CORNING | Mayor Rich Negri says creating a place where people can inject heroin or other drugs under supervision is a “fresh idea” in the efforts to combat the soaring number of deaths from overdoses.

“We’ve had a problem with drugs for a long time,” Negri said. “Ronald Reagan’s wife came out with ‘just say no’ and that didn’t work. Nothing else worked. We still have a problem, so here’s a different solution.”

Negri's comments came in response to a proposal by Ithaca Mayor Svante Myrick, who advocates opening "injection centers" where heroin users can go to shoot up while under medical supervision. The idea is to cut the number of overdoses in what many authorities say is a nationwide epidemic.

However, the Myrick's plan is highly flawed, local authorities said last week.

“Anything that encourages use and the idea they’re going to set up a safe place for people to use (drugs) just creates a safe place for people to experiment with heroin and other drugs,” said Steuben County District Attorney Brooks Baker. “If you look at what you’re doing, you are encouraging heroin use because it’s in a safe place.”

Also, heroin use is illegal, and anyone working at an injection center would also be breaking the law. It's a crime for a person to "remain in any place with one or more persons for the purpose of unlawfully using or possessing a controlled substance," according to New York state law. 

“We’re all are concerned with the heroin epidemic, and we’re concerned with the number of overdoses due to heroin use,” said Steuben County Undesheriff Jim Allard. “However, until the use of heroin is legalized by New York state, which will never happen, this is a moot point.”

Corning Lt. and PBA President Jeff Heverly would not condone supporting heroin use, in any manner.

“It scares me as a citizen and a member of the law enforcement community,” Heverly said. “We would promote, or give the appearance of promoting, the use of a controlled substance. I am against that.”

Heroin injection centers would only serve to attract illegal drug users, said a city councilman.

“I think to support a plan like that is absolutely ludicrous,” said Councilman Frank Muccini, R-5. “It would draw all the people who are on heroin to whatever city had a place (to inject heroin or other drugs under supervision).”

Overall, the plan is "horrible", Baker said.

“It’s one of the scariest, shortsighted things I’ve ever heard in my entire life,” Baker said. “Heroin is without question the most addictive and deadly substances that we’ve encountered in the world of narcotics. Right now we can’t pick up a newspaper without hearing about people dying of about a heroin overdose.”

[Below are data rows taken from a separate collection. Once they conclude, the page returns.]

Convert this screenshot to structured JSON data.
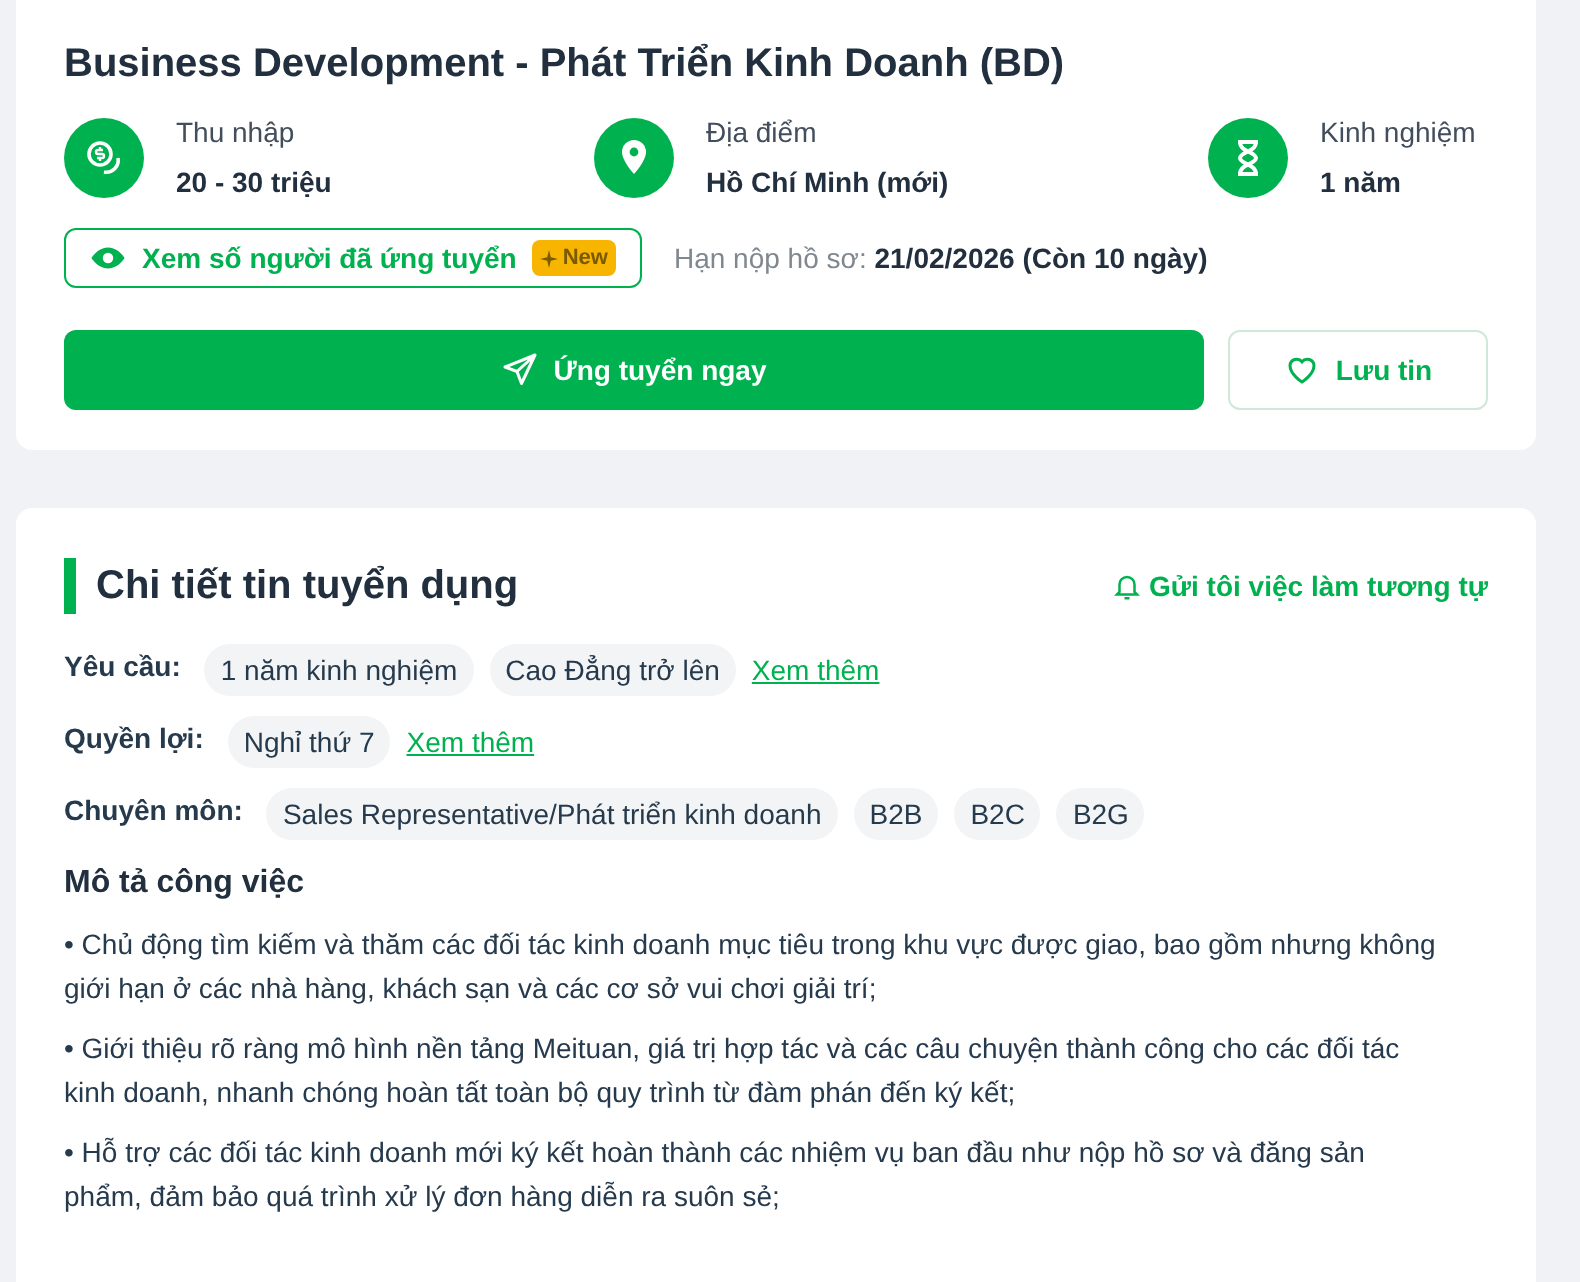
{
  "job": {
    "title": "Business Development - Phát Triển Kinh Doanh (BD)",
    "info": [
      {
        "kind": "money",
        "label": "Thu nhập",
        "value": "20 - 30 triệu"
      },
      {
        "kind": "location",
        "label": "Địa điểm",
        "value": "Hồ Chí Minh (mới)"
      },
      {
        "kind": "experience",
        "label": "Kinh nghiệm",
        "value": "1 năm"
      }
    ],
    "applicants_button": {
      "label": "Xem số người đã ứng tuyển",
      "badge": "New"
    },
    "deadline": {
      "label": "Hạn nộp hồ sơ:",
      "value": "21/02/2026 (Còn 10 ngày)"
    },
    "apply_button": "Ứng tuyển ngay",
    "save_button": "Lưu tin"
  },
  "details": {
    "heading": "Chi tiết tin tuyển dụng",
    "notify_link": "Gửi tôi việc làm tương tự",
    "rows": [
      {
        "label": "Yêu cầu:",
        "tags": [
          "1 năm kinh nghiệm",
          "Cao Đẳng trở lên"
        ],
        "more": "Xem thêm"
      },
      {
        "label": "Quyền lợi:",
        "tags": [
          "Nghỉ thứ 7"
        ],
        "more": "Xem thêm"
      },
      {
        "label": "Chuyên môn:",
        "tags": [
          "Sales Representative/Phát triển kinh doanh",
          "B2B",
          "B2C",
          "B2G"
        ]
      }
    ],
    "description_heading": "Mô tả công việc",
    "description": [
      "• Chủ động tìm kiếm và thăm các đối tác kinh doanh mục tiêu trong khu vực được giao, bao gồm nhưng không giới hạn ở các nhà hàng, khách sạn và các cơ sở vui chơi giải trí;",
      "• Giới thiệu rõ ràng mô hình nền tảng Meituan, giá trị hợp tác và các câu chuyện thành công cho các đối tác kinh doanh, nhanh chóng hoàn tất toàn bộ quy trình từ đàm phán đến ký kết;",
      "• Hỗ trợ các đối tác kinh doanh mới ký kết hoàn thành các nhiệm vụ ban đầu như nộp hồ sơ và đăng sản phẩm, đảm bảo quá trình xử lý đơn hàng diễn ra suôn sẻ;"
    ]
  }
}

Negri said additional research must be done on the Ithaca mayor’s plan, but he believes it may be leading in the right direction.

“I don’t know if it will work or not,” Negri said. “But it’s trying to stop the problems rather than accepting the fact that we’ve got a (drug) problem that nobody seems to want to address. It may be the start of a good idea.”